**Work instructions**
Copy every line from the data below in which the string "username" can be found.

Web page and app entries
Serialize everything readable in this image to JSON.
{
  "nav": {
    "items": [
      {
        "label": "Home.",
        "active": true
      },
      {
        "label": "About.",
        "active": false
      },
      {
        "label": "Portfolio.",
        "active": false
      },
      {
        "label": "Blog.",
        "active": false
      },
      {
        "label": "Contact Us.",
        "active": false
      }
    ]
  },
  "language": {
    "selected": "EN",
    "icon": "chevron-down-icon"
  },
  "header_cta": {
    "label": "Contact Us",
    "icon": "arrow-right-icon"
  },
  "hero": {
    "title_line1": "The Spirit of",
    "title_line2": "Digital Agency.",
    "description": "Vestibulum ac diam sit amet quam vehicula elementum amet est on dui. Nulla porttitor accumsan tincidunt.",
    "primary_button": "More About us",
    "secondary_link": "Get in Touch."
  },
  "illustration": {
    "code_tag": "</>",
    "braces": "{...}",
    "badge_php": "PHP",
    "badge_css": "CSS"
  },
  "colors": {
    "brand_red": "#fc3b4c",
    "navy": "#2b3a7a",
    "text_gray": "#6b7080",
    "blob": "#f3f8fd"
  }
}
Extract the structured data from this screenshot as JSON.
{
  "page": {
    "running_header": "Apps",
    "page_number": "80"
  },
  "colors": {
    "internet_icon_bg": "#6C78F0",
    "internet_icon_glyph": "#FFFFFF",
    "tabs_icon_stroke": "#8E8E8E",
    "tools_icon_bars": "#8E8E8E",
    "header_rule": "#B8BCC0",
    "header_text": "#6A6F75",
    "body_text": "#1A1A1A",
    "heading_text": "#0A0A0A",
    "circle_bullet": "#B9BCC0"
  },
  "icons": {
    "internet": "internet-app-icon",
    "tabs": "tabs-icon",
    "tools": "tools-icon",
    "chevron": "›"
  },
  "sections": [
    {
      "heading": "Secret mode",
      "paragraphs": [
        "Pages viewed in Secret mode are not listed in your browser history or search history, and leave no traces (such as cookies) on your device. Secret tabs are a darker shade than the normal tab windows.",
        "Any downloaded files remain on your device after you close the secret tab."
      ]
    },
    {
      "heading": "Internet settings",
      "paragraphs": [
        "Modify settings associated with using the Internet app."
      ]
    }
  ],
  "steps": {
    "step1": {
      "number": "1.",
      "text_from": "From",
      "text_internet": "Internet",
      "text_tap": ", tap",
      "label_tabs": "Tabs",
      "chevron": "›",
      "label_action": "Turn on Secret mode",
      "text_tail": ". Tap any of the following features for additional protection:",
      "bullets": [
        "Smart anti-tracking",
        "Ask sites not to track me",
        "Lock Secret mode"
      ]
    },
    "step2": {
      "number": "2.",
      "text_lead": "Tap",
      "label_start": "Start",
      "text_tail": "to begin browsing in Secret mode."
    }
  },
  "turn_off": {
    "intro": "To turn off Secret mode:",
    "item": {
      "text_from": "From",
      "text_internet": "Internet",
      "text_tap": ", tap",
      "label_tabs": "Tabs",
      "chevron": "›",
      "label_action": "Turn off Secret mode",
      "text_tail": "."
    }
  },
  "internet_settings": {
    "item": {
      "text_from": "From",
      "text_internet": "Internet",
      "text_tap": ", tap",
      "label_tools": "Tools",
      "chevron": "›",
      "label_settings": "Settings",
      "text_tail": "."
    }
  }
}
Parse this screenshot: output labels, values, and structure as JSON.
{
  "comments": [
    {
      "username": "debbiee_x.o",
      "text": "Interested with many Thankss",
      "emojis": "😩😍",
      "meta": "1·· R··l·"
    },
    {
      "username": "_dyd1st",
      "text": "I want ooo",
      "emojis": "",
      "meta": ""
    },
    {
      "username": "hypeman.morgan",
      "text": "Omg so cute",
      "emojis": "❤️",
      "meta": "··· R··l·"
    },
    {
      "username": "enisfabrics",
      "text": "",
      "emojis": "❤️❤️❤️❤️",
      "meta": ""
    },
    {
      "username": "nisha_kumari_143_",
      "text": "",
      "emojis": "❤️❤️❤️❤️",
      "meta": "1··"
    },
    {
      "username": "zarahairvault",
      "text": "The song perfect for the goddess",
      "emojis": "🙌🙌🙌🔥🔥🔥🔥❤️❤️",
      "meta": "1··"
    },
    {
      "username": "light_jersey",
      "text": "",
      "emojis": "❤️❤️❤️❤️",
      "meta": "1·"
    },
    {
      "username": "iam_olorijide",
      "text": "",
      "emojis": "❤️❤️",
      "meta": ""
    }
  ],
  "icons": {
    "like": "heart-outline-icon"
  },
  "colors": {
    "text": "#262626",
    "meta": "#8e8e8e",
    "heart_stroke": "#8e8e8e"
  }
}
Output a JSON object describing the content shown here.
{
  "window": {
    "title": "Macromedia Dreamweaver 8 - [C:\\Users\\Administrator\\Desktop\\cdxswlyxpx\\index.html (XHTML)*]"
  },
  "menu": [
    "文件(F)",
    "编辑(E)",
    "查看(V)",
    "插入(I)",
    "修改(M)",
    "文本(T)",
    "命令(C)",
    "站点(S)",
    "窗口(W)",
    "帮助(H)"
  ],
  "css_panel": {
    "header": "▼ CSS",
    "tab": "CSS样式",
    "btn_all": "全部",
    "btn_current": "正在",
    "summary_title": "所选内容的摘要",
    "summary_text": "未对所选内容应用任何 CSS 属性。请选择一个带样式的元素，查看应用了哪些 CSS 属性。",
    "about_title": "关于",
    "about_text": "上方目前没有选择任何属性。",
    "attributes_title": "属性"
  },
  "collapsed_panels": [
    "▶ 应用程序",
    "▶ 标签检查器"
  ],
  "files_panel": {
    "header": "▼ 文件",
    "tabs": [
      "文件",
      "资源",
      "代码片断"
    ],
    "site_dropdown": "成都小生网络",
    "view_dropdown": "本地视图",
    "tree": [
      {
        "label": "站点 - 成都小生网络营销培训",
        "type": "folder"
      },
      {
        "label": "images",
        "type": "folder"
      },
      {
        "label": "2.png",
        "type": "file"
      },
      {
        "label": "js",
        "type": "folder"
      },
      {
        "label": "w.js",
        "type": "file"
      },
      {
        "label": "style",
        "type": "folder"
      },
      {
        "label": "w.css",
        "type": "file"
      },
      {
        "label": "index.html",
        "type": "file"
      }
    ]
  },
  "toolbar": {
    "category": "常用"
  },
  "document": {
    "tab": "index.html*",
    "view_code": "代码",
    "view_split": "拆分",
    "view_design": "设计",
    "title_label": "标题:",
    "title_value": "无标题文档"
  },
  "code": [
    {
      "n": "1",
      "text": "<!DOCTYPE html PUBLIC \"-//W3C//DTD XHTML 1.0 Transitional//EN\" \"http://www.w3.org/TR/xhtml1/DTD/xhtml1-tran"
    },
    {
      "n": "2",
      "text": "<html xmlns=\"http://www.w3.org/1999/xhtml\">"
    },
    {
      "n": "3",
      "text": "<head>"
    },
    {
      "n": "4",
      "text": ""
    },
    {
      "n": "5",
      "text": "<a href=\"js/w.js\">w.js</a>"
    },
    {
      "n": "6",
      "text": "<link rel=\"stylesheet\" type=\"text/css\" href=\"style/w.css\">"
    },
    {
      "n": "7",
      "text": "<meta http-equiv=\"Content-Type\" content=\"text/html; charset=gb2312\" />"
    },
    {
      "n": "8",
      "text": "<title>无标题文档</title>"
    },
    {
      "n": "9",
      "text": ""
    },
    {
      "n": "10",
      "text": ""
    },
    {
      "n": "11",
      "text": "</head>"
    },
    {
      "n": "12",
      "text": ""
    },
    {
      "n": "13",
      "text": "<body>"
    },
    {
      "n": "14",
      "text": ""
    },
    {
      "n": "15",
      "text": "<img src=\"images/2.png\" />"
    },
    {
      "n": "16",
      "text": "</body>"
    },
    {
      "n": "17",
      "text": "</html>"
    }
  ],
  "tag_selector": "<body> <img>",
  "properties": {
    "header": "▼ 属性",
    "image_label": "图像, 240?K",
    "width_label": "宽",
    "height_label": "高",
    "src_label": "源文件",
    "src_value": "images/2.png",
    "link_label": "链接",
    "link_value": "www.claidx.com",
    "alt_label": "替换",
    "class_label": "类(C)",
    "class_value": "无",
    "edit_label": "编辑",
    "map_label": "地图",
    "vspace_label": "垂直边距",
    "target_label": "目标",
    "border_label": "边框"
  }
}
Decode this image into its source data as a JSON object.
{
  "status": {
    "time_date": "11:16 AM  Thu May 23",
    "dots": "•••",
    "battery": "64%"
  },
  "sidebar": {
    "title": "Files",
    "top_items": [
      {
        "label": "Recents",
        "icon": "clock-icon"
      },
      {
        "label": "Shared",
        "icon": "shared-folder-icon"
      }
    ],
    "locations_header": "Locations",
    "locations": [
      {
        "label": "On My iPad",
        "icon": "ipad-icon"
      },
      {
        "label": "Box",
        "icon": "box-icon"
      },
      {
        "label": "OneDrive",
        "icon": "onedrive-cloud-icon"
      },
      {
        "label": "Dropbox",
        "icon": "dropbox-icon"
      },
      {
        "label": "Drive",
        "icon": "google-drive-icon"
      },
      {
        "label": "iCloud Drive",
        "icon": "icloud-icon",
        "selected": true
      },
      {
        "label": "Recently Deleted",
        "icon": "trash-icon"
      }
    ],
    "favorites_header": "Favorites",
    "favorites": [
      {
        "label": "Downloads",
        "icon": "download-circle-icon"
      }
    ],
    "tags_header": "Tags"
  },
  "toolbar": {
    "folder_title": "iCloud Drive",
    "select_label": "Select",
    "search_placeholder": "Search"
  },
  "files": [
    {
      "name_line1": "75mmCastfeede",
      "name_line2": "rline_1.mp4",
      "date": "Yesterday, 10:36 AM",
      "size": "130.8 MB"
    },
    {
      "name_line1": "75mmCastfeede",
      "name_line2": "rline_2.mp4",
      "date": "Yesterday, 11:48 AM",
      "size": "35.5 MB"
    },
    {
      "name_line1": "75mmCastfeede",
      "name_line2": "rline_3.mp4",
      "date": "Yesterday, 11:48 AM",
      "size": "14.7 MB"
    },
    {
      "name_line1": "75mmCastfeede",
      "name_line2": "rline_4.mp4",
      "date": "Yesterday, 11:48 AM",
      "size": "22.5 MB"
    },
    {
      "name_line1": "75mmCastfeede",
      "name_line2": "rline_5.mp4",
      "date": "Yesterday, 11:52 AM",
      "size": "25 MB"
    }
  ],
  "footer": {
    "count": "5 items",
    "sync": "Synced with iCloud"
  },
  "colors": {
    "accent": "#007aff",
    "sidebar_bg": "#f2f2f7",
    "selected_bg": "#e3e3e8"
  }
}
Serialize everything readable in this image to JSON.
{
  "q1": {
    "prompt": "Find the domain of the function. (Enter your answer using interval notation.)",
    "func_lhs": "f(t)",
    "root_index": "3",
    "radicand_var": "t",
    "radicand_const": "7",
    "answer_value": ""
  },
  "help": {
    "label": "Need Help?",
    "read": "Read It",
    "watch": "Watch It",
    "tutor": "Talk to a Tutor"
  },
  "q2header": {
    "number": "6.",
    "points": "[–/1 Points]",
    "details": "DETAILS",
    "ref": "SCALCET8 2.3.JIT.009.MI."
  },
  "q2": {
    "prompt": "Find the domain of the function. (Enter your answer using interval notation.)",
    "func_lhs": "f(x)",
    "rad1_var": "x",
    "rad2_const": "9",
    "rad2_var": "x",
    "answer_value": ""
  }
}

**Exercise response**
      "username": "debbiee_x.o",
      "username": "_dyd1st",
      "username": "hypeman.morgan",
      "username": "enisfabrics",
      "username": "nisha_kumari_143_",
      "username": "zarahairvault",
      "username": "light_jersey",
      "username": "iam_olorijide",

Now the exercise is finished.